An example of foreshadowing from the novel The Lord of the Rings:
- Frodo: 'What a pity that Bilbo did not stab that vile creature [Gollum – an uncivilized being], when he had a chance!'
- Gandalf: 'Pity? It was pity that stayed his hand. [...] Many that live deserve death. And some that die deserve life. Can you give it to them? Then do not be too eager to deal out death in judgement. For even the very wise cannot see all ends. [...] My heart tells me that he has some part to play yet, for good or ill, before the end; and when that comes, the pity of Bilbo may rule the fate of many - yours not least.' 
This conversation foreshadows the fact that later in the story Frodo himself pities Gollum and is unable to kill him.
Foreshadowing can be carried out by characters predicting the future. For example, a woman might predict that her son will come to a bad end if he doesn't change his ways or a character, such as Cassandra in The Iliad, has the explicit ability to foresee the future and makes a prophecy about a specific event.[which?] Similarly, omens, such as breaking a mirror, can be used to foreshadow bad luck.
- Mogensen (2009). Along Literary Lines.
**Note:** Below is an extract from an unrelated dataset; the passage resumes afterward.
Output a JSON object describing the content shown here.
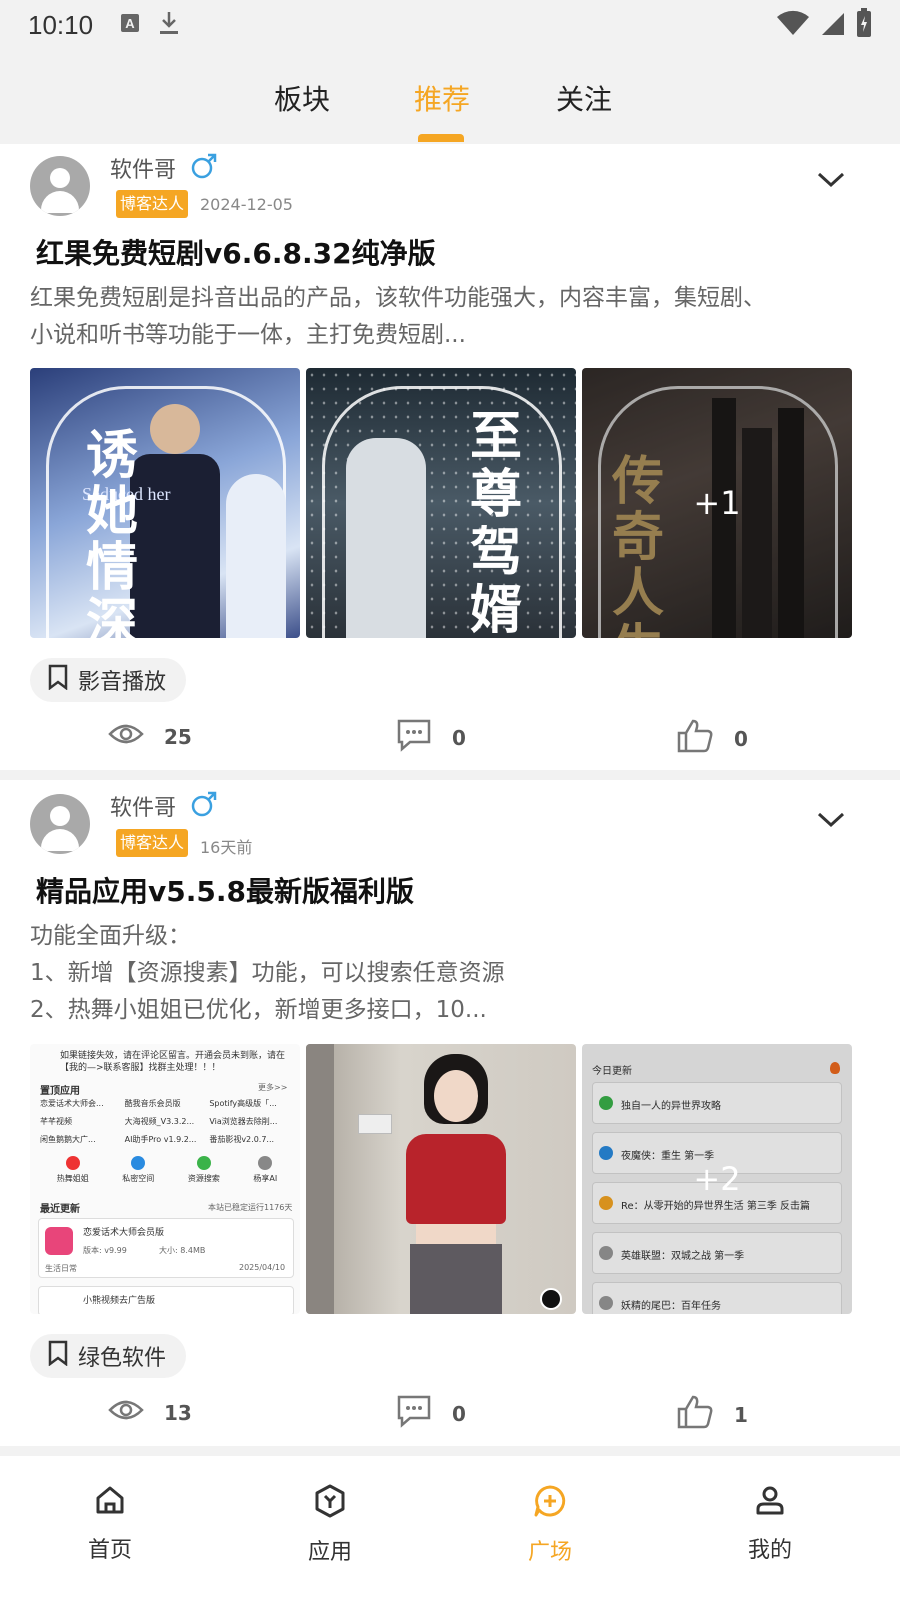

Gyldendal. p. 55. ISBN 8702056178.
- J.R.R. Tokien, The Fellowship of the Ring, p 68, ISBN 0-261-10231-1
- Philip Martin, The Writer's Guide to Fantasy Literature: From Dragon's Lair to Hero's Quest, p 146, ISBN 0-87116-195-8